UK Israeli film festival to go ahead despite calls for boycott

<span>The interior of the Phoenix cinema in East Finchley, one of the venues that Artists for Palestine UK urged to boycott Seret. </span><span>Photograph: PA</span>
The interior of the Phoenix cinema in East Finchley, one of the venues that Artists for Palestine UK urged to boycott Seret. Photograph: PA

The organisers of an Israeli film festival that is due to open in the UK on Thursday have pledged to push ahead with the event despite pro-Palestinian artists urging venues to boycott it.

The Seret international film festival, now in its 13th year, will run from 16-23 May with a mission to “promote Israeli culture through cinema”. Odelia Haroush, its co-founder, said it had been a “very challenging” few months for organisers.
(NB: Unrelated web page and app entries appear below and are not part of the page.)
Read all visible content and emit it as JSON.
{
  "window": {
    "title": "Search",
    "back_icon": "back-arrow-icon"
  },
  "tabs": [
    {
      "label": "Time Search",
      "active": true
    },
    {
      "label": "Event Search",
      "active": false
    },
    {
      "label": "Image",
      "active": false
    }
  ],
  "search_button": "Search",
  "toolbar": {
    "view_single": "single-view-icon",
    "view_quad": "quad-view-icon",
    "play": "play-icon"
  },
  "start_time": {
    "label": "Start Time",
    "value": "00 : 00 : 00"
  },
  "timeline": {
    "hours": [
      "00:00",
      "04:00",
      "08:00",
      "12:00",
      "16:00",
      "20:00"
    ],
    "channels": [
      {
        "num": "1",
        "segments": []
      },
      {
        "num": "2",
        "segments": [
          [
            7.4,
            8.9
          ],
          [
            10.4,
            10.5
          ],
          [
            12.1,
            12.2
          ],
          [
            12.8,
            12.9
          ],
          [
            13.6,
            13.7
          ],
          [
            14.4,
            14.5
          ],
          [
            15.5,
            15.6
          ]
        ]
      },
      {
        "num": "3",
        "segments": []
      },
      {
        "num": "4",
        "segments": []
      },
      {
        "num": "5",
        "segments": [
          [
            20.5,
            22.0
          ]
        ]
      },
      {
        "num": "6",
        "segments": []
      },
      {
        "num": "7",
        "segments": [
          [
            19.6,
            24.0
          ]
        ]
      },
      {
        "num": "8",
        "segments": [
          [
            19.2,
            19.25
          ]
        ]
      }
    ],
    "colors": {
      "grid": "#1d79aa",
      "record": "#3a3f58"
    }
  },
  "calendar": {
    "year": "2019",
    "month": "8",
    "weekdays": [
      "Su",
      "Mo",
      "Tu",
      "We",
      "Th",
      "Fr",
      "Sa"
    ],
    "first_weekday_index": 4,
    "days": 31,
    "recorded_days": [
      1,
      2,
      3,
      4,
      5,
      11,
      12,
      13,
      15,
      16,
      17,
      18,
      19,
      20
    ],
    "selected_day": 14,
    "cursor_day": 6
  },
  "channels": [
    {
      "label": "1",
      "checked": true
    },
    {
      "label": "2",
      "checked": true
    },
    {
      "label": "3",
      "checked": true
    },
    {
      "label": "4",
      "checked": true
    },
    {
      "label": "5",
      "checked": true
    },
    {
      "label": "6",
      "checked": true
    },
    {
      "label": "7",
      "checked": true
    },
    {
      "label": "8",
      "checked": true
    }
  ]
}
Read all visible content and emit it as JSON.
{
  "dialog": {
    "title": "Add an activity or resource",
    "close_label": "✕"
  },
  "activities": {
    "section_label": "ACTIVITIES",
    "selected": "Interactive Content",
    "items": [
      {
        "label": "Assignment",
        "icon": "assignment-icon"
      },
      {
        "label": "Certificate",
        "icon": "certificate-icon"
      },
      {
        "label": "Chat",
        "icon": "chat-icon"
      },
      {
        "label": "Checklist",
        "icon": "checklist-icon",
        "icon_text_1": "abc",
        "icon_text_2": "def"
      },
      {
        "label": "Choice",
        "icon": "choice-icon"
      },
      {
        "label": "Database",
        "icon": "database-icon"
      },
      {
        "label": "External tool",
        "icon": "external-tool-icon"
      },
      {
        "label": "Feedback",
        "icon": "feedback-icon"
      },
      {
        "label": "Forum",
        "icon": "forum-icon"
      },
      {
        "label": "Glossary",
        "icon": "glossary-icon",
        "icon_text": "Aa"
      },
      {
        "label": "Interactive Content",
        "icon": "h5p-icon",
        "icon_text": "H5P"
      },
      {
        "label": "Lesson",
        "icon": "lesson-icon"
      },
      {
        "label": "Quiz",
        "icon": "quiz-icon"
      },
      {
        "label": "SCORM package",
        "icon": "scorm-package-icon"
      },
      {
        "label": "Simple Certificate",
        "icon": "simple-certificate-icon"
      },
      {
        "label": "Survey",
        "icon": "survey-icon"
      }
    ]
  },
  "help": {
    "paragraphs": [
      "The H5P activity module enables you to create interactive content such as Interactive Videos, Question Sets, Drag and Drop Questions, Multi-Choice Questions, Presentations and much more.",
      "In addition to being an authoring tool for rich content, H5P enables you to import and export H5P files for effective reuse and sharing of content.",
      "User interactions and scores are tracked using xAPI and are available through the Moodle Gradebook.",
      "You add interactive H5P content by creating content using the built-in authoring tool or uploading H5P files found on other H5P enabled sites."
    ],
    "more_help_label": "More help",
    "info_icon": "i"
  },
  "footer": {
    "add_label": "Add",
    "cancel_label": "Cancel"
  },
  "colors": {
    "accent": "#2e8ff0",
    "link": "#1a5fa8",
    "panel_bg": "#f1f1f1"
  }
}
“I feel very frustrated,” she said. “But we are not going to cave and we’re not going to cancel the festival. Some people told us ‘maybe you will skip this year’ but for us it’s not even an option.”

Seret is a registered charity with sponsors including the Israeli culture ministry and the Israeli embassy in the UK, according to its website. The film festival is also held in Spain, the Netherlands, India, Germany, Chile and Argentina.

Protesters have called for boycotts over Israel’s military assault on Gaza, leading to a number of cancellations. Seret’s host cinema in Barcelona, Cinemes Girona, cancelled screenings a day before the event was due to begin.

“The owner told us he had received threats from pro-Palestinian groups who said they would make sure that none of the pro-Palestinians who live in Barcelona will come to his cinema again,” Haroush said. “He said his wife and daughter were very shaken about it. So in 24 hours we needed to find new locations for our festival.”

In Amsterdam, two of the main cinemas the festival had worked with cancelled screenings “because they were afraid for demonstrations and for their workers”, Haroush added. At one screening in the city, “one of the demonstrators succeeded to get in the cinema hall, stood up with a Palestinian flag and started to shout. There was an Israeli guy in the cinema from Kibbutz Be’eri [one of the kibbutzim targeted in the 7 October Hamas attack on Israel] who was really shaken and upset from this.”

In the UK, Picturehouse and Curzon cancelled Seret screenings this year over safety concerns. Other screenings will have increased security in place. “We’re going to have in each and every single screening a lot of security, and if there’s a demonstration there will be police as well,” Haroush said.

On Tuesday, Artists for Palestine UK, a network of artists and cultural workers who advocate for Palestinian liberation, wrote to venues including the Phoenix Cinema, Everyman cinemas in Hampstead and Barnet, and JW3 urging them to boycott Seret.

“We write as film-makers, arts workers, London and Brighton residents and audiences who are ardent supporters of independent cinema,” they said. “We are disturbed and horrified to find that Seret, the UK-Israeli film festival, is being held at several cinemas, co-sponsored by the Israeli government. In light of the gravity of the charges against the Israeli state and the scale of suffering being inflicted on millions of Palestinians, particularly but not limited to Gaza, we strongly urge you to cancel the forthcoming Seret events.”

The group said Seret was “part of a broader art-washing strategy” by the Israeli state using “culture to whitewash and cover up its crimes against the Palestinian people”.

Haroush expressed her belief that politics should be kept separate from culture. “Film-makers do not have to suffer because of the political situation,” she said. “Everyone should have the right to screen whichever films they want – Ukrainian films, Palestinian films, Israeli films, Syrian films, Russian films.”

She added: “From culture you can understand and learn so much about a country that actually it could act as a bridge. We don’t choose our films based on politics, we choose them purely for their artistic quality. Most of the film-makers are leftwingers, so you can see a lot of films that actually criticise Israel. It’s not about admiring Israel. It’s just about showing the cultural and social diversities within the Israeli society through film.”